THE death of a woman who suffered from an eating disorder was due to natural causes, a coroner has ruled.
Becky Green, 24, suffered from anorexia nervosa and contracted pneumonia while undergoing treatment.
Area coroner Gordon Denson said Miss Green’s poor health ‘led to her contracting pneumonia as a direct result of her anorexia nervosa’.
The three-day inquest at Southampton Coroner’s Court concluded yesterday after hearing evidence from consultant psychiatrist Dr Alan Wear, from Marchwood Priory, where Miss Green, of Sycamore Close, Rowner, Gosport, had some of her treatment.
As reported in The News, her parents John Taylor, 55, and Pamela Green, 49, of Burney Road, Alverstoke, wanted answers over the psychiatric care she had before her death at Southampton General Hospital on September 24.
Mr Denson said: ‘Rebecca sadly had a long and complex medical history centring around her anorexia nervosa.’
The inquest heard Miss Green had on previous occasions emptied feeding tubes into her bed in hospital and then later had started to complain of pain so they would be removed.
Mr Denson added: ‘She was a good negotiator and would say anything to evade the treatment.’
He said her treatment did not ‘at any time fall below any level,’ adding that the inquest ‘found quite the opposite’.
Dr Wear said Miss Green’s eating disorder dated back to her teenage years and she had attempted suicide in 2005.
Miss Green was first admitted to the Marchwood Priory between November 2012 and January 2013. Her family asked why she was not admitted again before September but Dr Wear said: ‘Making her go into hospital would not have made her better.’
He added: ‘I think she would have started to refuse food.’
She was admitted in September after first being in Queen Alexandra Hospital, Cosham, when she was sectioned under the Mental Health Act, weighing 4st 3oz.
Dr Wear told the inquest Miss Green was in a ‘state of starvation’.
Her father had questioned why her BMI had reduced from when she was admitted to the Priory clinic to when she was transferred to Southampton General on September 10.
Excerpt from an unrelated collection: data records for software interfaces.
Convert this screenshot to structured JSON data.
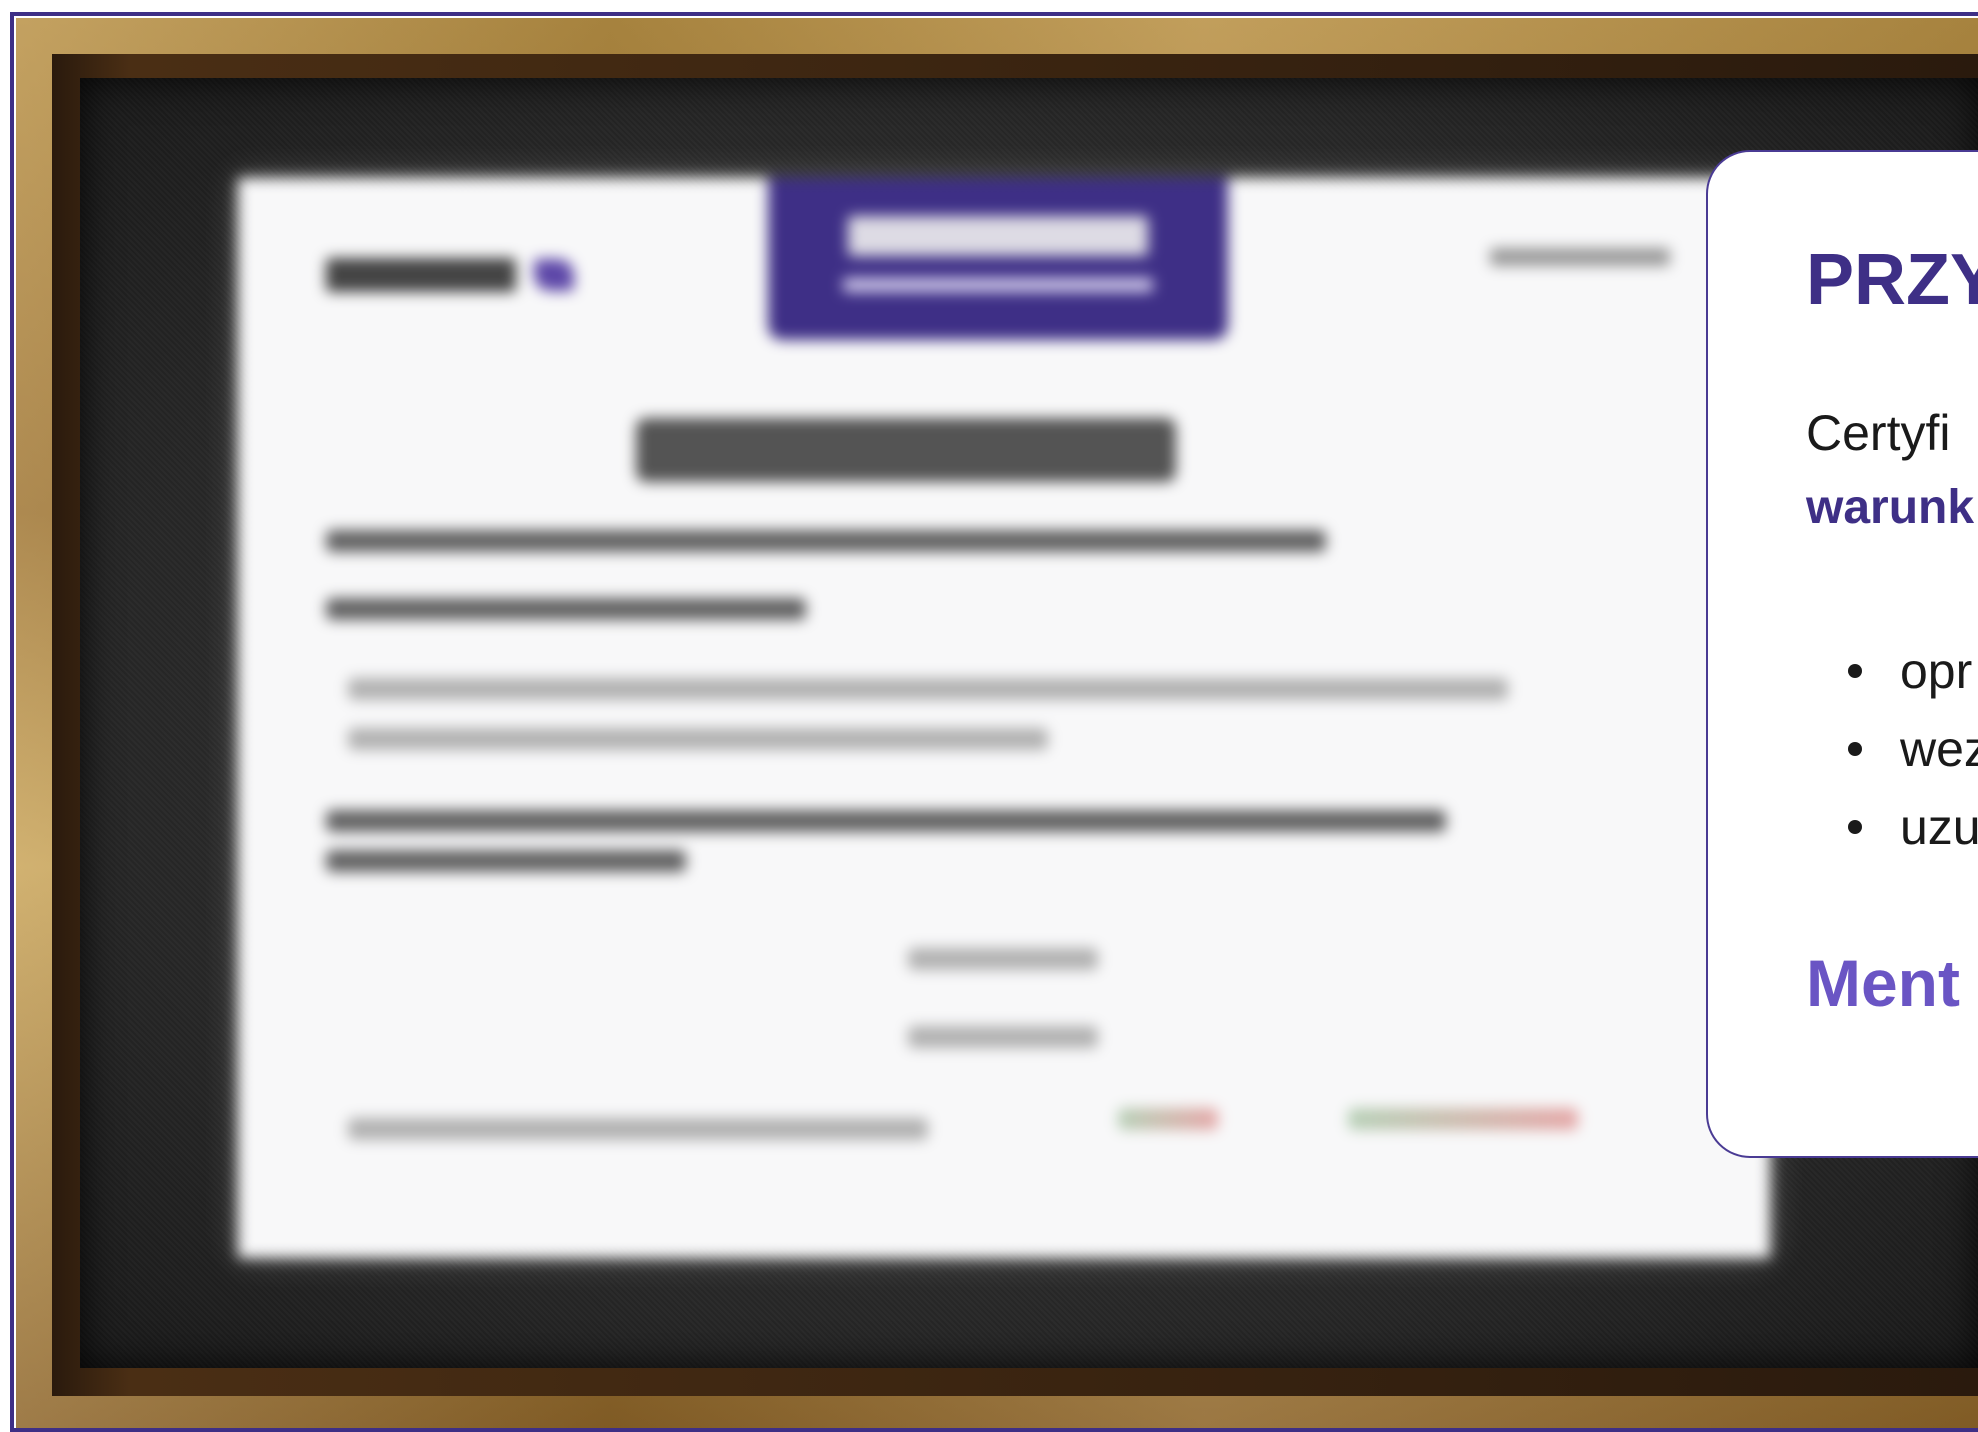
{
  "colors": {
    "accent": "#3e2f86",
    "accent_light": "#6a55c4",
    "frame_gold": "#b99145",
    "mat_dark": "#262626"
  },
  "certificate": {
    "state": "blurred",
    "icons": [
      "logo-mark"
    ]
  },
  "info_card": {
    "title": "PRZY",
    "intro": "Certyfi",
    "intro_bold": "warunk",
    "list_items": [
      "opr",
      "wez",
      "uzu"
    ],
    "footer": "Ment"
  }
}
But Dr Wear said by that point, with her BMI under 10, it was not most effective way of measuring progress. He said from September 8 she was being supervised one-to-one.
Speaking after the inquest, Miss Green’s mother said she had moved the family down to Gosport to access better mental health facilities. The family were unhappy with Mr Denson’s verdict.
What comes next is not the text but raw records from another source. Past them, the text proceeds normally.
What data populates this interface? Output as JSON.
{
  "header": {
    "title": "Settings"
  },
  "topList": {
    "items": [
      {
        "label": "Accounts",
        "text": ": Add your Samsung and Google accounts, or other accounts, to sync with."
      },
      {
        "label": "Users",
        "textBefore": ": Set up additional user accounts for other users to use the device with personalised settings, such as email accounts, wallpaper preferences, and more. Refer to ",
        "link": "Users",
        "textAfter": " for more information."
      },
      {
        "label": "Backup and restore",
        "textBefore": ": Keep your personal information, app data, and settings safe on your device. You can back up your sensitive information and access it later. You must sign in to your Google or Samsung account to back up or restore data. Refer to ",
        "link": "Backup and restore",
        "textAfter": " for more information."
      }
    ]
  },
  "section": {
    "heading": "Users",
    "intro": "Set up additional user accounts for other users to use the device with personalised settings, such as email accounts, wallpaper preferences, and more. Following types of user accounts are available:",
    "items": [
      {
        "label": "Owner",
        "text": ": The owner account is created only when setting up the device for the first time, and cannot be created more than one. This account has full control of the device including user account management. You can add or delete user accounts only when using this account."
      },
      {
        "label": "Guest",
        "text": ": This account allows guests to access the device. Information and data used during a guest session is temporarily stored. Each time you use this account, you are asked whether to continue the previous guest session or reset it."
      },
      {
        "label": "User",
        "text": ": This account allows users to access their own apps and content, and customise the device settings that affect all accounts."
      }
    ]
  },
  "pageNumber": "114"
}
Miss Green’s sister Charlotte Green, 20, said that there were two sides to her sister – one influenced by her anorexia and one not. The pair stayed together while Miss Green was out of hospital.
Charlotte Green said: ‘She wasn’t just my sister. She was my best friend.
‘She’d say that she felt trapped and that she wanted to stay at home with us but her head wouldn’t let her.’